Putting Your Bacteria to Work


If you are active in social networking, you probably know about crowdsourcing. It is where startup companies or philanthropies use the internet to rally people and raise funds. Now, a biotech startup company called uBiome is using the same concept to rally people to donate their microbiome.

We each have a unique inventory of microbial life that coexists on and within our bodies. In fact, we each have ten times the bacteria over our own cells.

Scientists are just starting to learn the distinct types of bacteria and their roles in disease. For example, certain E. coli in our guts produce essential vitamins such as Vitamin K. Changes in our microbiome is associated with autism, obesity, irritable bowel syndrome and asthma.

We owe much of our recent understanding to the $170 million dollar Human Microbiome Project. Scientists collected bacteria from 250 healthy people and sequenced them. Now the information is freely available to all researchers.

The new startup company wants to sequence the microbiome of at least one thousand people worldwide. You can participate. Find a link to the company on our website. They'll send you a kit to sample bacteria from your mouth, ears, and other body parts. Once in the lab, samples are sequenced and the results are posted on their website anonymously.

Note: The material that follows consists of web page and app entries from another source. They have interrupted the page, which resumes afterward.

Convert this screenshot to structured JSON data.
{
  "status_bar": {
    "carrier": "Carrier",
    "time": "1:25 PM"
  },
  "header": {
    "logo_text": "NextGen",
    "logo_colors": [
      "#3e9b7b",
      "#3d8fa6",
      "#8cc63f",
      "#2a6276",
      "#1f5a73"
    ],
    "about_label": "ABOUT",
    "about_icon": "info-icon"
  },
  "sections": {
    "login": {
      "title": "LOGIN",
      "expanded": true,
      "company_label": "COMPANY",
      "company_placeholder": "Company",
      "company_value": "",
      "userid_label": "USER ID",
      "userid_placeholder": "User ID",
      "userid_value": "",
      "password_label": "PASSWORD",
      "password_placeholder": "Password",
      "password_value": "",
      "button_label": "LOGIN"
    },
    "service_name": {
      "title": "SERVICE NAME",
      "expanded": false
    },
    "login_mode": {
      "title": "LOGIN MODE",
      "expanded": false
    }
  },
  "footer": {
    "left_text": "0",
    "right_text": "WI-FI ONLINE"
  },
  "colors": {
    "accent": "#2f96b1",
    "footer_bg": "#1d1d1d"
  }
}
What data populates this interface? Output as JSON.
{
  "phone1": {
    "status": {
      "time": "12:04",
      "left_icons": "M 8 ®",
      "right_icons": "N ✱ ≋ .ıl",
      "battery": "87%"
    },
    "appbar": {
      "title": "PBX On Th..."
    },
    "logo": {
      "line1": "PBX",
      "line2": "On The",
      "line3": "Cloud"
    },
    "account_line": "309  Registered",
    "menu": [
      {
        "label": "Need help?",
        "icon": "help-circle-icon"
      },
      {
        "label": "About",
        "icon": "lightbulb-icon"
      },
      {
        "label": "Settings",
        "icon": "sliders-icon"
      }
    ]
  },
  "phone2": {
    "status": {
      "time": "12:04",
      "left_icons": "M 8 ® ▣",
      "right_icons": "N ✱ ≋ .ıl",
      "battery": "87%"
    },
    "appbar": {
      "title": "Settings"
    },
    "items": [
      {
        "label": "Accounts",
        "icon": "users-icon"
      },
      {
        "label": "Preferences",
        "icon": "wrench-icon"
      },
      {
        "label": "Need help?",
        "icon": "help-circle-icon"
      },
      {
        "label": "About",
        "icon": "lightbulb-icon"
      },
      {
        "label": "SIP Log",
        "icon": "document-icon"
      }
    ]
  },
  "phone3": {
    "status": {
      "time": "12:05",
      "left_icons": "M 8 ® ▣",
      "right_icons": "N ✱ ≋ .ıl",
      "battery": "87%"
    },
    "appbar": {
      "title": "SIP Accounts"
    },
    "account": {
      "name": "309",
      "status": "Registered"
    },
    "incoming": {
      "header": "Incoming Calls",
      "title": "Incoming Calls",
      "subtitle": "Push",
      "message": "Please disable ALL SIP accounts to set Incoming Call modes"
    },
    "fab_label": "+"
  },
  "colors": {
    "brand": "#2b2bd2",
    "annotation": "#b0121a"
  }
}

What's neat is the data can be available to citizen-scientists to design and conduct their own experiments. The benefits are obvious. Learning how microbiome function in disease and health can help us develop new treatments for a great number of diseases.

More Information

Biotech Startup uBiome: Sequencing the Human Microbiome
Article about the startup biotech company with plans to use citizen scientist to sequence the human microbiome

uBiome: Sequencing your Microbiome
Listing in Indiegogo: an international crowdfunding platform to raise money

Crowdsourced research delves uncertainly into the gut.
A Chronicle of Higher Education article about uBiome and American Gut crowd source microbiome efforts

Gut microbes for life
The Scientist article outlining the characteristics of bacterial population of the human gut